I haven't tied flies in quite some time. Then again, I haven't fished in a while until this past weekend. No, I didn't blog about it and won't be. There's nothing to tell. Saw no fish, caught no fish. I did chat with a couple other people on the river who were singing the same sad tune I was. Thus, no post.
Back to what I was saying. I haven't tied flies in quite some time, and I feel a little guilty. Because of that I dropped by the fly shop over the weekend to pick up a couple things I don't have to tie a special fly. What to tie? I have plenty of typical trout patterns, and I still have a number of random steelhead flies. On the other hand I've been wanting to do a little more carp fishing this spring/summer, so a carp fly is my goal. What does a carp fly look like? If you ask me it looks like a bunch of garbage that you have strung around a hook. As long as the fly has a little weight to get it down and then swims through the water in front of a feeding carp, he will eat it. Carp are not picky like trout, possibly because pretty much no one fishes for them. Carp are also not small like trout.

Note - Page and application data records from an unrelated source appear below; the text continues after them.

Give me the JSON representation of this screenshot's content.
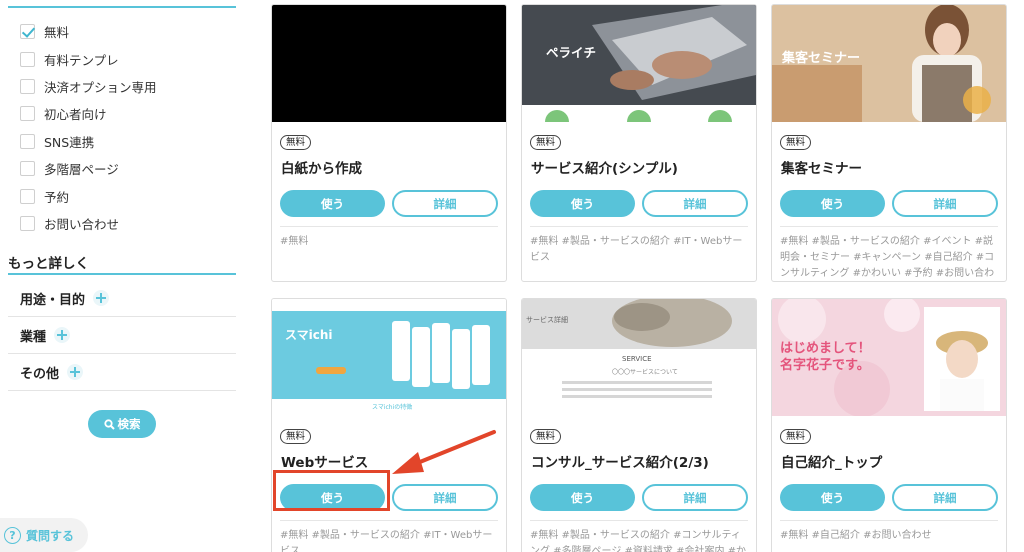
{
  "sidebar": {
    "filters": [
      {
        "label": "無料",
        "checked": true
      },
      {
        "label": "有料テンプレ",
        "checked": false
      },
      {
        "label": "決済オプション専用",
        "checked": false
      },
      {
        "label": "初心者向け",
        "checked": false
      },
      {
        "label": "SNS連携",
        "checked": false
      },
      {
        "label": "多階層ページ",
        "checked": false
      },
      {
        "label": "予約",
        "checked": false
      },
      {
        "label": "お問い合わせ",
        "checked": false
      }
    ],
    "more_title": "もっと詳しく",
    "accordions": [
      {
        "label": "用途・目的"
      },
      {
        "label": "業種"
      },
      {
        "label": "その他"
      }
    ],
    "search_label": "検索",
    "help_label": "質問する"
  },
  "colors": {
    "accent": "#58c3d9",
    "highlight": "#e2452a"
  },
  "cards": [
    {
      "badge": "無料",
      "title": "白紙から作成",
      "use_label": "使う",
      "detail_label": "詳細",
      "tags": "#無料",
      "thumb_text": []
    },
    {
      "badge": "無料",
      "title": "サービス紹介(シンプル)",
      "use_label": "使う",
      "detail_label": "詳細",
      "tags": "#無料 #製品・サービスの紹介 #IT・Webサービス",
      "thumb_text": [
        "ペライチ"
      ]
    },
    {
      "badge": "無料",
      "title": "集客セミナー",
      "use_label": "使う",
      "detail_label": "詳細",
      "tags": "#無料 #製品・サービスの紹介 #イベント #説明会・セミナー #キャンペーン #自己紹介 #コンサルティング #かわいい #予約 #お問い合わせ",
      "thumb_text": [
        "集客セミナー"
      ]
    },
    {
      "badge": "無料",
      "title": "Webサービス",
      "use_label": "使う",
      "detail_label": "詳細",
      "tags": "#無料 #製品・サービスの紹介 #IT・Webサービス",
      "thumb_text": [
        "スマichi",
        "スマichiの特徴"
      ]
    },
    {
      "badge": "無料",
      "title": "コンサル_サービス紹介(2/3)",
      "use_label": "使う",
      "detail_label": "詳細",
      "tags": "#無料 #製品・サービスの紹介 #コンサルティング #多階層ページ #資料請求 #会社案内 #かわい",
      "thumb_text": [
        "サービス詳細",
        "SERVICE",
        "〇〇〇サービスについて"
      ]
    },
    {
      "badge": "無料",
      "title": "自己紹介_トップ",
      "use_label": "使う",
      "detail_label": "詳細",
      "tags": "#無料 #自己紹介 #お問い合わせ",
      "thumb_text": [
        "はじめまして！",
        "名字花子です。"
      ]
    }
  ]
}
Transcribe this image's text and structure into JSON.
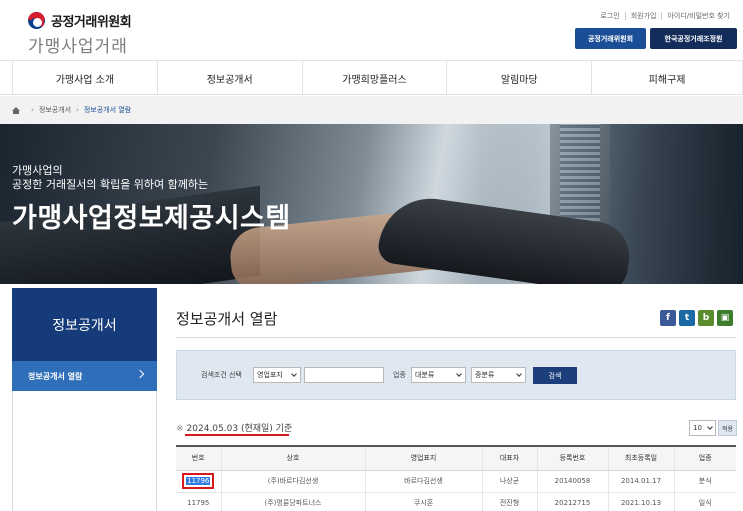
{
  "header": {
    "org_name": "공정거래위원회",
    "site_name": "가맹사업거래",
    "util_links": [
      "로그인",
      "회원가입",
      "아이디/비밀번호 찾기"
    ],
    "btn_ftc": "공정거래위원회",
    "btn_kfair": "한국공정거래조정원"
  },
  "gnb": [
    "가맹사업 소개",
    "정보공개서",
    "가맹희망플러스",
    "알림마당",
    "피해구제"
  ],
  "breadcrumb": [
    "정보공개서",
    "정보공개서 열람"
  ],
  "banner": {
    "line1": "가맹사업의",
    "line2": "공정한 거래질서의 확립을 위하여 함께하는",
    "title": "가맹사업정보제공시스템"
  },
  "sidebar": {
    "title": "정보공개서",
    "menu_item": "정보공개서 열람"
  },
  "content": {
    "title": "정보공개서 열람",
    "sns_icons": [
      "facebook-icon",
      "twitter-icon",
      "blog-icon",
      "print-icon"
    ]
  },
  "search": {
    "label": "검색조건 선택",
    "condition_value": "영업표지",
    "industry_label": "업종",
    "major_value": "대분류",
    "minor_value": "중분류",
    "button": "검색"
  },
  "basis": {
    "asterisk": "※",
    "text": "2024.05.03 (현재일) 기준"
  },
  "paging": {
    "size_value": "10",
    "apply": "적용"
  },
  "table": {
    "headers": [
      "번호",
      "상호",
      "영업표지",
      "대표자",
      "등록번호",
      "최초등록일",
      "업종"
    ],
    "rows": [
      [
        "11796",
        "(주)바르다김선생",
        "바르다김선생",
        "나상균",
        "20140058",
        "2014.01.17",
        "분식"
      ],
      [
        "11795",
        "(주)명륜당파트너스",
        "쿠시혼",
        "전진형",
        "20212715",
        "2021.10.13",
        "일식"
      ]
    ]
  }
}
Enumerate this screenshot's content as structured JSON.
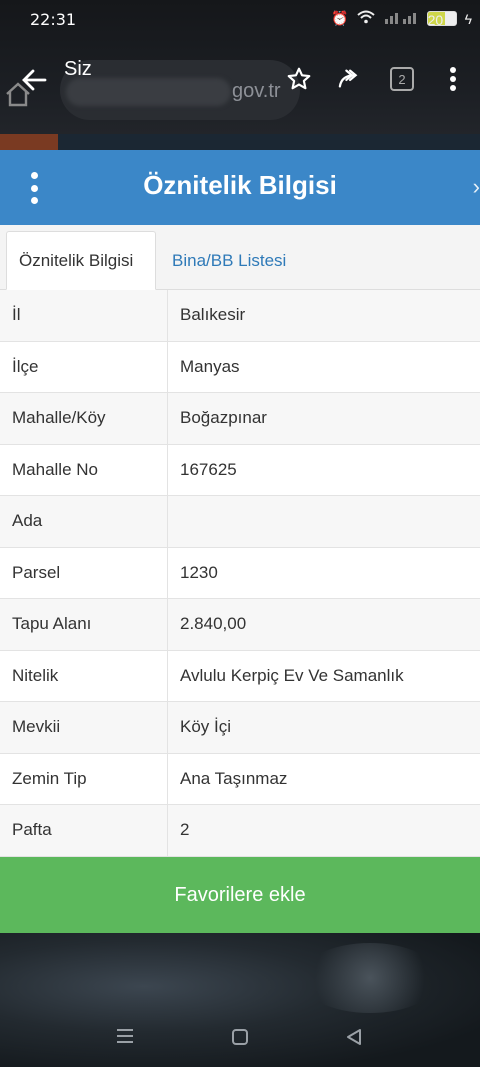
{
  "status_bar": {
    "time": "22:31",
    "battery": "20"
  },
  "browser": {
    "profile_label": "Siz",
    "url_domain": "gov.tr",
    "tab_count": "2"
  },
  "panel": {
    "title": "Öznitelik Bilgisi",
    "accent_color": "#3b87c8"
  },
  "tabs": [
    {
      "label": "Öznitelik Bilgisi",
      "active": true
    },
    {
      "label": "Bina/BB Listesi",
      "active": false
    }
  ],
  "attributes": [
    {
      "key": "İl",
      "value": "Balıkesir"
    },
    {
      "key": "İlçe",
      "value": "Manyas"
    },
    {
      "key": "Mahalle/Köy",
      "value": "Boğazpınar"
    },
    {
      "key": "Mahalle No",
      "value": "167625"
    },
    {
      "key": "Ada",
      "value": ""
    },
    {
      "key": "Parsel",
      "value": "1230"
    },
    {
      "key": "Tapu Alanı",
      "value": "2.840,00"
    },
    {
      "key": "Nitelik",
      "value": "Avlulu Kerpiç Ev Ve Samanlık"
    },
    {
      "key": "Mevkii",
      "value": "Köy İçi"
    },
    {
      "key": "Zemin Tip",
      "value": "Ana Taşınmaz"
    },
    {
      "key": "Pafta",
      "value": "2"
    }
  ],
  "favorite_button": {
    "label": "Favorilere ekle",
    "color": "#5cb85c"
  },
  "icons": {
    "back": "back-arrow-icon",
    "bookmark": "star-icon",
    "share": "share-icon",
    "menu": "more-vert-icon"
  }
}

The only carp specific fly I really know of is Jay Zimmerman's Backstabber carp fly. Does it work? I don't know, but I trust Jay. At the very least he knows way more than I do. And he can show me how to tie it via YouTube.

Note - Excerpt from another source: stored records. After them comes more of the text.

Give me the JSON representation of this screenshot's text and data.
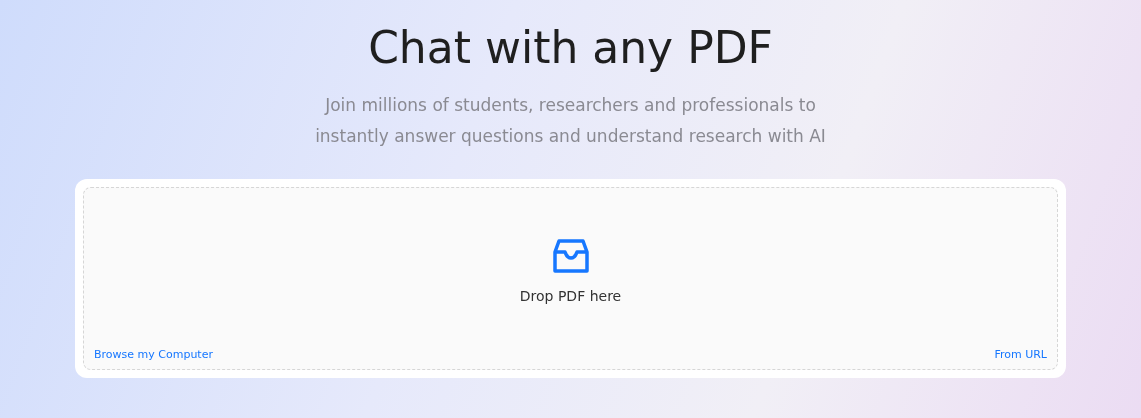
{
  "title": "Chat with any PDF",
  "subtitle": [
    "Join millions of students, researchers and professionals to",
    "instantly answer questions and understand research with AI"
  ],
  "upload": {
    "prompt": "Drop PDF here",
    "links": [
      "Browse my Computer",
      "From URL"
    ]
  }
}
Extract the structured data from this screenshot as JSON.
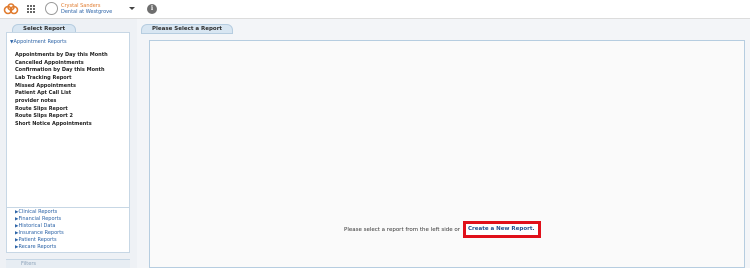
{
  "header": {
    "user_name": "Crystal Sanders",
    "practice_name": "Dental at Westgrove",
    "logo_icon": "brand-logo-icon",
    "apps_icon": "apps-grid-icon",
    "info_icon": "info-icon",
    "info_glyph": "i",
    "accent_color": "#e07b2e"
  },
  "left_panel": {
    "tab_label": "Select Report",
    "section_label": "Appointment Reports",
    "reports": [
      "Appointments by Day this Month",
      "Cancelled Appointments",
      "Confirmation by Day this Month",
      "Lab Tracking Report",
      "Missed Appointments",
      "Patient Apt Call List",
      "provider notes",
      "Route Slips Report",
      "Route Slips Report 2",
      "Short Notice Appointments"
    ],
    "categories": [
      "Clinical Reports",
      "Financial Reports",
      "Historical Data",
      "Insurance Reports",
      "Patient Reports",
      "Recare Reports"
    ],
    "filters_label": "Filters"
  },
  "main": {
    "tab_label": "Please Select a Report",
    "message": "Please select a report from the left side or",
    "create_label": "Create a New Report.",
    "highlight_color": "#e0101a"
  }
}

It's actually a surprisingly simply fly. It only takes a couple ingredients and ties in just a couple minutes. Even for the novice like myself.
Attempt #1 looked like this:
Like I said, garbage on a hook with some weight. That's about it. I don't know if I did a good job on this one, but as far as I can tell it looks just fine.
And 15 minutes later I had the following:
Enough to hook and lose four carp! Now I just need to figure out where to go chase the carps around once I get frustrated with the impossibility of catching steelhead.